(Dataset rows for apps and sites)
::::::

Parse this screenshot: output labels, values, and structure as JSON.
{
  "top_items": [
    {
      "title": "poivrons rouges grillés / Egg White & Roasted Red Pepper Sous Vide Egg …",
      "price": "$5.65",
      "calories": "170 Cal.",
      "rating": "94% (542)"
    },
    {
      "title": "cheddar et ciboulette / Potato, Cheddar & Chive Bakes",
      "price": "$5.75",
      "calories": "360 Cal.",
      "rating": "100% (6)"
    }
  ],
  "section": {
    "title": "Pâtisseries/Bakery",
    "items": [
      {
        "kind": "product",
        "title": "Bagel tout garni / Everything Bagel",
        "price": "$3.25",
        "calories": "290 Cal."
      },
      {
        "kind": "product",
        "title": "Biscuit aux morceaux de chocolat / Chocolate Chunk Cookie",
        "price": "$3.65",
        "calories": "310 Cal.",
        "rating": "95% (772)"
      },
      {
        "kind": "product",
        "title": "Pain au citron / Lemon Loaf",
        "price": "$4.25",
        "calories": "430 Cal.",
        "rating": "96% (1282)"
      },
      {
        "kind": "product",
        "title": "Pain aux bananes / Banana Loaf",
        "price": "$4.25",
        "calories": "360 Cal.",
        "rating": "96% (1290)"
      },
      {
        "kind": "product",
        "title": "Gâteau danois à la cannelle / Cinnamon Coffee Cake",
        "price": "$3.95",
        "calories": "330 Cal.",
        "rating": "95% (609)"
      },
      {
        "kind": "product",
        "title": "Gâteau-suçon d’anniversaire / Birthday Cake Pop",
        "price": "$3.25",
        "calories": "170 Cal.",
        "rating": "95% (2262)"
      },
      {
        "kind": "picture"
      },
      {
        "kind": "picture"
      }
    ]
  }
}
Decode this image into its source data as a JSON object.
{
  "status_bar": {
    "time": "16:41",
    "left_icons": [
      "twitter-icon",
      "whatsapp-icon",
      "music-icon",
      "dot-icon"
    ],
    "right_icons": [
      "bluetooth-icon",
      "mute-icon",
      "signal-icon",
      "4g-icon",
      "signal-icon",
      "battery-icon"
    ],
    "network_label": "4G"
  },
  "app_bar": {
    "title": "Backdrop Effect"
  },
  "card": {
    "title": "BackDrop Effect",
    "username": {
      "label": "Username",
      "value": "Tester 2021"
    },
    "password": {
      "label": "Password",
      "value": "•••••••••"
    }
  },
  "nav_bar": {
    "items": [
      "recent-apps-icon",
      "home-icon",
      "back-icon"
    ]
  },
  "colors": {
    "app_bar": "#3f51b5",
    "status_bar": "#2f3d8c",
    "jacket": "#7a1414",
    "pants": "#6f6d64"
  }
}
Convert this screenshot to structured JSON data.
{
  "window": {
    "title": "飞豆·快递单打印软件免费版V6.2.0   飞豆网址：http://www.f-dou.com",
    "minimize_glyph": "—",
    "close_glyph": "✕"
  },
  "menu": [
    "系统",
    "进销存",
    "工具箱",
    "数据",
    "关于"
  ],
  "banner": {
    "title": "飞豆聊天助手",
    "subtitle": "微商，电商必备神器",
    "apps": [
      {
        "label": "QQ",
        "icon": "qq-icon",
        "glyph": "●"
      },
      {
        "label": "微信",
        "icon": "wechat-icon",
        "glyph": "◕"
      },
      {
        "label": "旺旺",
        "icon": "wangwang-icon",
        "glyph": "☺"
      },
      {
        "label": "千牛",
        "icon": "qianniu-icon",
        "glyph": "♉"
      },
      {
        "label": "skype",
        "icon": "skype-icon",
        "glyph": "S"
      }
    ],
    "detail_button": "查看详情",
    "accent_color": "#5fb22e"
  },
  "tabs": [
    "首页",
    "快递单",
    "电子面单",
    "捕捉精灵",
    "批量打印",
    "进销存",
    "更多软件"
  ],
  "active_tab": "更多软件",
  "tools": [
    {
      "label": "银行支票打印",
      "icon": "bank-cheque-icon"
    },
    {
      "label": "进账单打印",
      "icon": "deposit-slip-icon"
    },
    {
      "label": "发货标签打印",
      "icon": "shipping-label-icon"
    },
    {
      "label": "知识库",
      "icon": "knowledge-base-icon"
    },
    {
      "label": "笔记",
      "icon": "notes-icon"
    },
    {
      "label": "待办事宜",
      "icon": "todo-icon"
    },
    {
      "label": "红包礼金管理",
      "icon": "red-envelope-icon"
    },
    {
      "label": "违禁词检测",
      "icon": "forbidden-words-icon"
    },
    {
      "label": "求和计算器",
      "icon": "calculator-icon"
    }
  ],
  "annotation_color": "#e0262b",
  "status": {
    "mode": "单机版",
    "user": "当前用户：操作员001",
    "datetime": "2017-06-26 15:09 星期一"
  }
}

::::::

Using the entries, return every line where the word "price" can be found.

* Solution to this problem:
      "price": "$5.65",
      "price": "$5.75",
        "price": "$3.25",
        "price": "$3.65",
        "price": "$4.25",
        "price": "$4.25",
        "price": "$3.95",
        "price": "$3.25",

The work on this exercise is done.